Wednesday, 21 September 2016

Viva Tezcatlipoca! Viva Mexico!

After the fiasco with my lovingly done Greyjoys the other week, I was a little down on wargaming, and decided that what I needed was something that would perk me up and remind me how enjoyable painting is!

So, I rummaged through the file boxes into which I had placed all my models following our office move, and dug out the largest army I have ever completed - my VSF Mexicans.

I painted these guys about 5 years ago, for the simple reason that I like Mexican history, love the Wargames Foundry 'South of the Border' range, and I wanted to. They've never taken the field, though the release of The Men Who Would Be Kings may well change that (though Dragon Rampant would probably be more sensible).

Two units of Infantry.





One unit of Peons.
One unit of elite San Patricios. These guys are also Foundry figures, but from the later Mexican Adventure range, so they're a good bit bigger than the Mexican troops. Clearly strapping sons of Erin, one and all.
One unit of Apache scouts.
One unit of Cavalry. Perry Miniatures (ACW plastics), put to good use!
One Cannon. Both crewmen are converted from Foundry Peons - one is clutching a telescope, while the other has a sponge/rammer made from brass rod and green stuff.
One Siege Mortar. Completely unnecessary for a field force, but I really wanted the model! The shells are ball bearings that fit the gun barrel perfectly. One of the crew is converted with another sponge/rammer, and is displaying far more arm strength than common sense!
One Command Squad. Colonel, standards, and musicians. The standard bearer with the Tezcatlipoca banner (which I really wish I'd taken a better picture of) and the drummer (I think) are Crusader ACW miniatures.

At this point, history takes a decided back seat, and the weirdness creeps in. Rather than go full-on steampunk for my army, with mechs and walkers and whatnot, I decided to skew towards Deadlands and throw Aztec/Mayan mythology into the mix, with a blatant disregard for cultural distinctions and consistency. If it was cool, it was in.

One unit of Spawn of Cipactli. Sounds very Cthulhu-esque, and not unreasonably so. Cipactli could well be Cthulhu by any other name. No idea where I got these little critters from!
Two Balam. Jaguar demons. I think these are D&D prepaints.
One Son of Cabrakan. Because every weird army needs a 'big guy'. This one (clearly) descended from the Mayan god Cabrakan. Another D&D prepaint.
One Coatl. Because you can't have an Aztec-themed army without one! Yet another D&D prepaint. I was worried that the red and blue feathers (done to tie it more to the colour scheme of the human troops) would end up looking daft, but I'm kind of fond of it.
The real commanders! A random collection of Aztec minis. The priest can be removed from the sacrifice vignette base to act as an independent character if desired.
The full army in all its glory.

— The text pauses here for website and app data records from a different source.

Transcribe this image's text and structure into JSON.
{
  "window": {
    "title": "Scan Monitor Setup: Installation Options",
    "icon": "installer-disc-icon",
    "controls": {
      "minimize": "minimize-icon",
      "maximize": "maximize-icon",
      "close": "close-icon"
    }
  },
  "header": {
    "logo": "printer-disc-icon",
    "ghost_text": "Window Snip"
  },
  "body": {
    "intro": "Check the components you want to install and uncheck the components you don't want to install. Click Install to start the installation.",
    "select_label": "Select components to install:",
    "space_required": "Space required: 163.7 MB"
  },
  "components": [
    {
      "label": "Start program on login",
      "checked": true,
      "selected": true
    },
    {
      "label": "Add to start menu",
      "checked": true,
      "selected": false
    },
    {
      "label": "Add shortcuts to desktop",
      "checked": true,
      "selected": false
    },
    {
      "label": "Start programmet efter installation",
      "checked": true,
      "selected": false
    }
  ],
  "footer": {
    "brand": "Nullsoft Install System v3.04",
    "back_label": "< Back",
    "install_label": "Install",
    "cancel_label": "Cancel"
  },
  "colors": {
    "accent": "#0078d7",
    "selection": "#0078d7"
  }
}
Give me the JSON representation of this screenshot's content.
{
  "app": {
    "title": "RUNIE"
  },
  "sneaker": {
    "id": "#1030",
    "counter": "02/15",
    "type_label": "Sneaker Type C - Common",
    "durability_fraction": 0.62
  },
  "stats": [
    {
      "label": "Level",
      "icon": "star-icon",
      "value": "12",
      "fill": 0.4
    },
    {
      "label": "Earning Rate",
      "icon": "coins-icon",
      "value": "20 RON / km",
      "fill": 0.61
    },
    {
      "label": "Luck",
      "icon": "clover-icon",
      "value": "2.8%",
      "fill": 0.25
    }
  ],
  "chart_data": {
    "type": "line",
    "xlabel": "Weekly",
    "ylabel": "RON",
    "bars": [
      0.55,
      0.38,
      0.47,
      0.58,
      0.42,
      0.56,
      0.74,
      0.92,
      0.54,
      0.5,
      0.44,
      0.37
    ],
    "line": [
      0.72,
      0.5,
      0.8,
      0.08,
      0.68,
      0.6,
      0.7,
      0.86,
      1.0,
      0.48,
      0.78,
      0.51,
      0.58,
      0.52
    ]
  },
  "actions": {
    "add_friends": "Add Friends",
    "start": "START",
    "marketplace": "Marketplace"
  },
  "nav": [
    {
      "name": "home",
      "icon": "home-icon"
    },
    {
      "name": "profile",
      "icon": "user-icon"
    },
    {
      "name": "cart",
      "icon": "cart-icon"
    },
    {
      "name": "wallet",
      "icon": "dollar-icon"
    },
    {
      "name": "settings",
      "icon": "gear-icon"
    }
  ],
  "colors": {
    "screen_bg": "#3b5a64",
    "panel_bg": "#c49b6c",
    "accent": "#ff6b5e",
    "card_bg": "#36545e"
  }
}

Sunday, 11 September 2016

Angry Kraken

Angry Kraken is angry.
Now, I know about GW's Purity Seal, and its propensity to frost on miniatures if the temperature is too high. Or too low. Or if the humidity is too high. Or if the spray is too far from the miniatures. Or too low. Or if it's high tide. Or if it's the year after one in which the World Series was won in a National League stadium...

Because it's easy and convenient to get hold of, I choose to run these risks. I've run afoul of it in the past, but only once to the point where a model is unusable. Not bad for more than a decade of using it. Generally, a second light spray fixes it; in extreme cases, a small amount of touching up is required. Or so I thought...

Left: A Greyjoy. Right: A Grey Greyjoy.
Having finished the second half of my first Greyjoy unit, I gave it the usual light spray of Purity Seal. This time, however, I was less than amused to discover that, rather than providing the satin varnish it is supposed to, or even frosting in the familiar manner, it coated the six figures in a light grey shade.

Anyway. The Greyjoy project is on hold until I get some motivation to repaint these guys, or (as I suspect is more likely) build six new models. In the meantime, I'm open to suggestions for alternate varnishes. I've heard good things about Testors Dullcote and mixed things about Vallejo varnishes of various types.